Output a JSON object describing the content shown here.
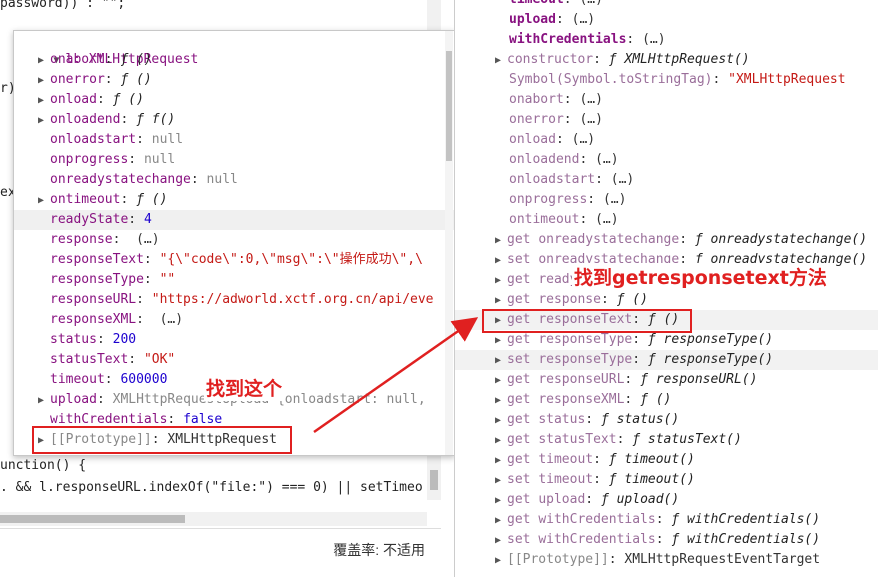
{
  "source": {
    "lines": [
      {
        "text": "password)) : \"\";"
      },
      {
        "text": "r)"
      },
      {
        "text": "ext"
      },
      {
        "text": "unction() {"
      },
      {
        "text": ". && l.responseURL.indexOf(\"file:\") === 0) || setTimeo"
      }
    ],
    "coverage": "覆盖率: 不适用"
  },
  "popover": {
    "title": "l: XMLHttpRequest",
    "rows": [
      {
        "tri": "▶",
        "key": "onabort",
        "sep": ": ",
        "val": "ƒ ()",
        "vtype": "f"
      },
      {
        "tri": "▶",
        "key": "onerror",
        "sep": ": ",
        "val": "ƒ ()",
        "vtype": "f"
      },
      {
        "tri": "▶",
        "key": "onload",
        "sep": ": ",
        "val": "ƒ ()",
        "vtype": "f"
      },
      {
        "tri": "▶",
        "key": "onloadend",
        "sep": ": ",
        "val": "ƒ f()",
        "vtype": "f"
      },
      {
        "tri": "",
        "key": "onloadstart",
        "sep": ": ",
        "val": "null",
        "vtype": "g"
      },
      {
        "tri": "",
        "key": "onprogress",
        "sep": ": ",
        "val": "null",
        "vtype": "g"
      },
      {
        "tri": "",
        "key": "onreadystatechange",
        "sep": ": ",
        "val": "null",
        "vtype": "g"
      },
      {
        "tri": "▶",
        "key": "ontimeout",
        "sep": ": ",
        "val": "ƒ ()",
        "vtype": "f"
      },
      {
        "tri": "",
        "key": "readyState",
        "sep": ": ",
        "val": "4",
        "vtype": "n"
      },
      {
        "tri": "",
        "key": "response",
        "sep": ": ",
        "val": " (…)",
        "vtype": "u"
      },
      {
        "tri": "",
        "key": "responseText",
        "sep": ": ",
        "val": "\"{\\\"code\\\":0,\\\"msg\\\":\\\"操作成功\\\",\\",
        "vtype": "s"
      },
      {
        "tri": "",
        "key": "responseType",
        "sep": ": ",
        "val": "\"\"",
        "vtype": "s"
      },
      {
        "tri": "",
        "key": "responseURL",
        "sep": ": ",
        "val": "\"https://adworld.xctf.org.cn/api/eve",
        "vtype": "s"
      },
      {
        "tri": "",
        "key": "responseXML",
        "sep": ": ",
        "val": " (…)",
        "vtype": "u"
      },
      {
        "tri": "",
        "key": "status",
        "sep": ": ",
        "val": "200",
        "vtype": "n"
      },
      {
        "tri": "",
        "key": "statusText",
        "sep": ": ",
        "val": "\"OK\"",
        "vtype": "s"
      },
      {
        "tri": "",
        "key": "timeout",
        "sep": ": ",
        "val": "600000",
        "vtype": "n"
      },
      {
        "tri": "▶",
        "key": "upload",
        "sep": ": ",
        "val": "XMLHttpRequestUpload {onloadstart: null,",
        "vtype": "g"
      },
      {
        "tri": "",
        "key": "withCredentials",
        "sep": ": ",
        "val": "false",
        "vtype": "n"
      },
      {
        "tri": "▶",
        "key": "[[Prototype]]",
        "sep": ": ",
        "val": "XMLHttpRequest",
        "vtype": "u"
      }
    ]
  },
  "scope": {
    "rows": [
      {
        "tri": "",
        "pre": "",
        "key": "timeout",
        "sep": ": ",
        "val": "(…)",
        "vtype": "u",
        "kclass": "k"
      },
      {
        "tri": "",
        "pre": "",
        "key": "upload",
        "sep": ": ",
        "val": "(…)",
        "vtype": "u",
        "kclass": "k"
      },
      {
        "tri": "",
        "pre": "",
        "key": "withCredentials",
        "sep": ": ",
        "val": "(…)",
        "vtype": "u",
        "kclass": "k"
      },
      {
        "tri": "▶",
        "pre": "",
        "key": "constructor",
        "sep": ": ",
        "val": "ƒ XMLHttpRequest()",
        "vtype": "f",
        "kclass": "kd"
      },
      {
        "tri": "",
        "pre": "",
        "key": "Symbol(Symbol.toStringTag)",
        "sep": ": ",
        "val": "\"XMLHttpRequest",
        "vtype": "s",
        "kclass": "kd"
      },
      {
        "tri": "",
        "pre": "",
        "key": "onabort",
        "sep": ": ",
        "val": "(…)",
        "vtype": "u",
        "kclass": "kd"
      },
      {
        "tri": "",
        "pre": "",
        "key": "onerror",
        "sep": ": ",
        "val": "(…)",
        "vtype": "u",
        "kclass": "kd"
      },
      {
        "tri": "",
        "pre": "",
        "key": "onload",
        "sep": ": ",
        "val": "(…)",
        "vtype": "u",
        "kclass": "kd"
      },
      {
        "tri": "",
        "pre": "",
        "key": "onloadend",
        "sep": ": ",
        "val": "(…)",
        "vtype": "u",
        "kclass": "kd"
      },
      {
        "tri": "",
        "pre": "",
        "key": "onloadstart",
        "sep": ": ",
        "val": "(…)",
        "vtype": "u",
        "kclass": "kd"
      },
      {
        "tri": "",
        "pre": "",
        "key": "onprogress",
        "sep": ": ",
        "val": "(…)",
        "vtype": "u",
        "kclass": "kd"
      },
      {
        "tri": "",
        "pre": "",
        "key": "ontimeout",
        "sep": ": ",
        "val": "(…)",
        "vtype": "u",
        "kclass": "kd"
      },
      {
        "tri": "▶",
        "pre": "get ",
        "key": "onreadystatechange",
        "sep": ": ",
        "val": "ƒ onreadystatechange()",
        "vtype": "f",
        "kclass": "kd"
      },
      {
        "tri": "▶",
        "pre": "set ",
        "key": "onreadystatechange",
        "sep": ": ",
        "val": "ƒ onreadystatechange()",
        "vtype": "f",
        "kclass": "kd"
      },
      {
        "tri": "▶",
        "pre": "get ",
        "key": "readyState",
        "sep": ": ",
        "val": "ƒ readyState()",
        "vtype": "f",
        "kclass": "kd"
      },
      {
        "tri": "▶",
        "pre": "get ",
        "key": "response",
        "sep": ": ",
        "val": "ƒ ()",
        "vtype": "f",
        "kclass": "kd"
      },
      {
        "tri": "▶",
        "pre": "get ",
        "key": "responseText",
        "sep": ": ",
        "val": "ƒ ()",
        "vtype": "f",
        "kclass": "kd"
      },
      {
        "tri": "▶",
        "pre": "get ",
        "key": "responseType",
        "sep": ": ",
        "val": "ƒ responseType()",
        "vtype": "f",
        "kclass": "kd"
      },
      {
        "tri": "▶",
        "pre": "set ",
        "key": "responseType",
        "sep": ": ",
        "val": "ƒ responseType()",
        "vtype": "f",
        "kclass": "kd"
      },
      {
        "tri": "▶",
        "pre": "get ",
        "key": "responseURL",
        "sep": ": ",
        "val": "ƒ responseURL()",
        "vtype": "f",
        "kclass": "kd"
      },
      {
        "tri": "▶",
        "pre": "get ",
        "key": "responseXML",
        "sep": ": ",
        "val": "ƒ ()",
        "vtype": "f",
        "kclass": "kd"
      },
      {
        "tri": "▶",
        "pre": "get ",
        "key": "status",
        "sep": ": ",
        "val": "ƒ status()",
        "vtype": "f",
        "kclass": "kd"
      },
      {
        "tri": "▶",
        "pre": "get ",
        "key": "statusText",
        "sep": ": ",
        "val": "ƒ statusText()",
        "vtype": "f",
        "kclass": "kd"
      },
      {
        "tri": "▶",
        "pre": "get ",
        "key": "timeout",
        "sep": ": ",
        "val": "ƒ timeout()",
        "vtype": "f",
        "kclass": "kd"
      },
      {
        "tri": "▶",
        "pre": "set ",
        "key": "timeout",
        "sep": ": ",
        "val": "ƒ timeout()",
        "vtype": "f",
        "kclass": "kd"
      },
      {
        "tri": "▶",
        "pre": "get ",
        "key": "upload",
        "sep": ": ",
        "val": "ƒ upload()",
        "vtype": "f",
        "kclass": "kd"
      },
      {
        "tri": "▶",
        "pre": "get ",
        "key": "withCredentials",
        "sep": ": ",
        "val": "ƒ withCredentials()",
        "vtype": "f",
        "kclass": "kd"
      },
      {
        "tri": "▶",
        "pre": "set ",
        "key": "withCredentials",
        "sep": ": ",
        "val": "ƒ withCredentials()",
        "vtype": "f",
        "kclass": "kd"
      },
      {
        "tri": "▶",
        "pre": "",
        "key": "[[Prototype]]",
        "sep": ": ",
        "val": "XMLHttpRequestEventTarget",
        "vtype": "u",
        "kclass": "g"
      }
    ]
  },
  "annotations": {
    "left_label": "找到这个",
    "right_label": "找到getresponsetext方法",
    "color": "#e02020"
  }
}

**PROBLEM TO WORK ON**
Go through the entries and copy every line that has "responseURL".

**ANSWER FOR THE TASK**
        "text": ". && l.responseURL.indexOf(\"file:\") === 0) || setTimeo"
        "key": "responseURL",
        "key": "responseURL",
        "val": "ƒ responseURL()",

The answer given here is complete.